One suspects just about everyone Negan and the Saviors have terrorized, whose friends and family the Saviors have murdered, would have a very strong opinion on these matters but in real time, no one but Maggie offers any dissent. And, this being soap melodrama, she just collapses, screaming and crying about how it's not right to let Negan live, instead
of taking charge of the situation like a leader (as in, "anyone who helps save that
Thrown in to provide what's meant to be a shocking twist, this is just stupid. Sort of like the rest of TWD this season.
 The staging and editing of the big battle are absolutely atrocious. Negan speaks to our heroes through electronic devices which, along with the geography, make it seem as if it's coming from all around them. The whole time, they're looking around and fruitlessly trying to pinpoint it and no Saviors are visible in any direction. When the Savior firing-line appears, it seems to be behind them but when the bad ammo takes out that line, Rick orders a forward charge, in a direction where no Saviors are visible. That direction is where Negan and his lieutenants are standing. A hill between the rebels and Negan's contingent allow them no view of one another. During the initial Savior volley, Negan and co. fire their guns, which makes no sense--they don't have any targets in sight, just a hill of dirt. The rebels, unmindful of the Saviors behind them, rush over the hill and defeat those in front of them.
 Though this being soap melodrama, Maggie, the leader of Hilltop, just screams and cries about how what Rick's doing isn't right, instead of taking charge of the situation (as in, "anyone who helps save that fucker dies").

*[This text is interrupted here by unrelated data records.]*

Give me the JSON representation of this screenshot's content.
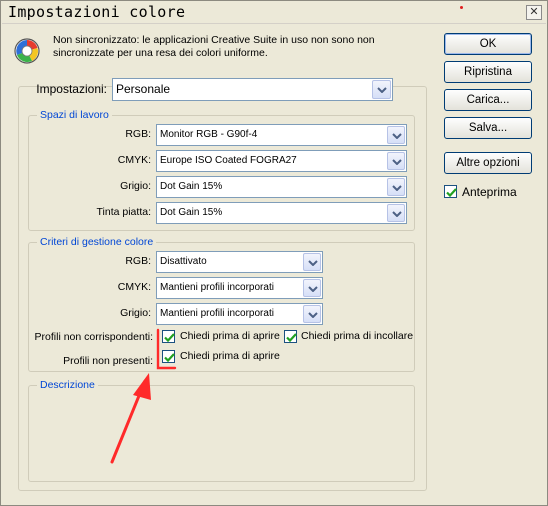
{
  "window": {
    "title": "Impostazioni colore"
  },
  "info": {
    "icon": "color-wheel-icon",
    "text": "Non sincronizzato: le applicazioni Creative Suite in uso non sono non sincronizzate per una resa dei colori uniforme."
  },
  "settings": {
    "label": "Impostazioni:",
    "value": "Personale"
  },
  "workspaces": {
    "legend": "Spazi di lavoro",
    "rgb": {
      "label": "RGB:",
      "value": "Monitor RGB - G90f-4"
    },
    "cmyk": {
      "label": "CMYK:",
      "value": "Europe ISO Coated FOGRA27"
    },
    "gray": {
      "label": "Grigio:",
      "value": "Dot Gain 15%"
    },
    "spot": {
      "label": "Tinta piatta:",
      "value": "Dot Gain 15%"
    }
  },
  "policies": {
    "legend": "Criteri di gestione colore",
    "rgb": {
      "label": "RGB:",
      "value": "Disattivato"
    },
    "cmyk": {
      "label": "CMYK:",
      "value": "Mantieni profili incorporati"
    },
    "gray": {
      "label": "Grigio:",
      "value": "Mantieni profili incorporati"
    },
    "mismatch": {
      "label": "Profili non corrispondenti:",
      "ask_open": {
        "label": "Chiedi prima di aprire",
        "checked": true
      },
      "ask_paste": {
        "label": "Chiedi prima di incollare",
        "checked": true
      }
    },
    "missing": {
      "label": "Profili non presenti:",
      "ask_open": {
        "label": "Chiedi prima di aprire",
        "checked": true
      }
    }
  },
  "description": {
    "legend": "Descrizione",
    "text": ""
  },
  "buttons": {
    "ok": "OK",
    "reset": "Ripristina",
    "load": "Carica...",
    "save": "Salva...",
    "more": "Altre opzioni"
  },
  "preview": {
    "label": "Anteprima",
    "checked": true
  },
  "colors": {
    "accent": "#0046d5",
    "check": "#21a121",
    "annotation": "#ff2a2a"
  }
}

 The writers' decision to gut the relationship that developed between comic Negan and Carl is particularly fatal here.
 They explode in bursts of flame that shoot 30 or 40 feet into the air, incinerating wide areas.
 Daryl has just spent more than 2 seasons lamenting the fact that he didn't kill Dwight upon their first encounter, which is rubbish from the writers, and vowing to kill Dwight once the Savior war is over. Tonight, prior to this scene where he's plotting with Maggie, he decided, instead, to let Dwight live--gives the guy a truck and lets him leave.